Jews trapped in European homelands 70 years ago were citizens of countries and dependent upon the protection of soldiers in whose armies many served. Later they were grateful to soldiers of other homelands who liberated them.
Whose soldiers and what sacrifices would you have me forget?…
My grandmother was a simple woman. She shared her wisdom with “old sayings” that come to me often. Her response to my pained experience of mastering the sewing machine: “it’s a poor workman who blames his tools”; on my frequent whines about my lot in life: “offer it up”; on any matter of importance: “two heads are better than one, even if one is a cabbage”.
This one was confounding. Was my opinion as valuable as veg?
Creative problem solving can’t happen in a vacuum. That was and is the most important lesson she offered. It is what I seek to offer via this blog. “Who does she think she is?” is the message I often hear when I raise issues. And the answer is: “No one and everyone”.

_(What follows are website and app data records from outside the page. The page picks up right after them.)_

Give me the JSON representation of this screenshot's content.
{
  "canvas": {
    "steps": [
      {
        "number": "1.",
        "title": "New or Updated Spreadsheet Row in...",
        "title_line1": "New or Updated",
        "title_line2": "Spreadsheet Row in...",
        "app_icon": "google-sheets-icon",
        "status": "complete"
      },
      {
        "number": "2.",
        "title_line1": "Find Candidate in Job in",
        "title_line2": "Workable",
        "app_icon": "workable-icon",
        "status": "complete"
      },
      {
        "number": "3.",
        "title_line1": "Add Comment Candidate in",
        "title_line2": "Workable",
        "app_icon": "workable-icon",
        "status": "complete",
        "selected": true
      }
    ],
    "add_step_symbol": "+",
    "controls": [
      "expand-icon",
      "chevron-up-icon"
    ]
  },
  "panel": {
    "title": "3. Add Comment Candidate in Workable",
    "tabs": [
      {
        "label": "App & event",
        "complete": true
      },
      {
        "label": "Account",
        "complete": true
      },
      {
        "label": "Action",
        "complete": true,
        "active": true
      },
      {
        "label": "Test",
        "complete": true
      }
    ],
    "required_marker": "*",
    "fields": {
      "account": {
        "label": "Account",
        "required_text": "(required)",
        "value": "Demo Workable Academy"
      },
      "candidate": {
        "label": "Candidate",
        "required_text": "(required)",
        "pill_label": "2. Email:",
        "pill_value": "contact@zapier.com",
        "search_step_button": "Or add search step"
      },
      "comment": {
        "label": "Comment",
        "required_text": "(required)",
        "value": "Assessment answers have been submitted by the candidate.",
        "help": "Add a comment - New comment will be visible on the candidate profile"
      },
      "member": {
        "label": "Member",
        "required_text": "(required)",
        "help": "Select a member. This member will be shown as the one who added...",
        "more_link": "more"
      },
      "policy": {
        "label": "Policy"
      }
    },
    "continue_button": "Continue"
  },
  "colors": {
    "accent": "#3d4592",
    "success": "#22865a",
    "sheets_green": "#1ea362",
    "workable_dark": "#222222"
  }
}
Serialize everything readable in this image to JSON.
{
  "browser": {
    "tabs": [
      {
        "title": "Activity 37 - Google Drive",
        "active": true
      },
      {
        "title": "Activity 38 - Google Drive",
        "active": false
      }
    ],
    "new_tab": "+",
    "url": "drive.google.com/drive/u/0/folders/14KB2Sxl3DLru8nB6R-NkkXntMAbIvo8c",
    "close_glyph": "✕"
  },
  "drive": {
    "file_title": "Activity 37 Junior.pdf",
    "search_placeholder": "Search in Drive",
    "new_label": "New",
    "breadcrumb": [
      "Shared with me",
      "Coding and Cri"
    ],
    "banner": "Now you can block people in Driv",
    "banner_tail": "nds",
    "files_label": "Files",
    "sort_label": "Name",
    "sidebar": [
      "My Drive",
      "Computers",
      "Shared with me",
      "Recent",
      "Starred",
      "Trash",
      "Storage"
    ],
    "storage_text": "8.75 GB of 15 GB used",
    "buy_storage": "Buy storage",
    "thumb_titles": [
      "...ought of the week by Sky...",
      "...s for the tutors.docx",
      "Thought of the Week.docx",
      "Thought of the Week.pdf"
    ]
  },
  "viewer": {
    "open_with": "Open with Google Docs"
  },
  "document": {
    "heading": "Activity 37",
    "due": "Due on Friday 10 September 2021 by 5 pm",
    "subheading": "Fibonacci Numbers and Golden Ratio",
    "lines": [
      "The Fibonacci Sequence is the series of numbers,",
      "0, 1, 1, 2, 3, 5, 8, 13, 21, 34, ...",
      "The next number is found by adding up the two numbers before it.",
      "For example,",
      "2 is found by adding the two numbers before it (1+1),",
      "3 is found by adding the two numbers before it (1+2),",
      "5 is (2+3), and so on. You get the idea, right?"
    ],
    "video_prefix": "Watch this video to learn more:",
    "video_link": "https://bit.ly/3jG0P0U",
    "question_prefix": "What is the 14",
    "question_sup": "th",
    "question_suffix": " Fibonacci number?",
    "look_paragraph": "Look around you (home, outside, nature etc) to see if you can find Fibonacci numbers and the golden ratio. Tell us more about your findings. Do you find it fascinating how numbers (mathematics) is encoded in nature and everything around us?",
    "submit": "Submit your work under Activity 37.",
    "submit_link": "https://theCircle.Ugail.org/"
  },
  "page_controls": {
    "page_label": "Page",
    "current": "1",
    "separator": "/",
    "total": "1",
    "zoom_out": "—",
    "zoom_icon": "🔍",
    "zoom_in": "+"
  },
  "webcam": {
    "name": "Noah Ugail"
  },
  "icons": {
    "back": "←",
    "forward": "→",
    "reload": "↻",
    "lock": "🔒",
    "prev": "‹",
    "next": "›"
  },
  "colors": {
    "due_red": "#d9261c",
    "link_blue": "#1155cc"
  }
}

Once uttered, thoughts, threats, fears – all lose their power. No more nighttime monsters under the bed. When we give voice to an issue, we throw open the windows and let in the light. The situation may remain scary – but we are no longer alone in the dark to imagine the demon, or to slay the dragon with limited weapons at hand. We’ve called in reinforcements. Reinforcements with a fresh perspective. They may be unarmed ones or ones who clear the debris obscuring the escape, the ones who resupply, or the ones who rework the strategy. Perhaps, even a peacemaker who will whisper our demons to sleep.
So lest I be misunderstood, I am merely an observer. At best I seek to point out that we are undermining our collective potential. At worst, think of me as a mild annoyance. Often, it is my ignorance that is displayed – and feedback serves to educate me.
The mission here is to create a forum. A conversation to get us thinking about ourselves and our communities in a new light. Think of this place as a fertile field. Our children are the seeds. Their yield will sustain our communities for another generation. Will they grow in seasons of dearth or abundance? Will we leave overplanted fields stripped of nutrients? Or we will hoe, clear the rocks, enrich and prepare a better field to insure success. We can clear the plots defined by our acres and that is good. How much better would it be if we collectively prepared our own and helped our neighbors? Village wide, county wide, country wide and worldwide.
The agricultural metaphor is not born vainly of poetry. A client – twenty years ago, was delighted that we’d produced a resume she’d struggled over for months. She smiled when I abbreviated my grandmother’s thought – “two heads are better than one”.
“Even if one is a cabbage.” She startled me, I’d never heard that part elsewhere. “Did it make you feel as dumb as a vegetable?” I asked. “No” she said – pooh poohing the sentiment.
Her grandmother always generously finished the thought with, “because if all else fails, you can eat the cabbage”.
Food for thought. Wise women.…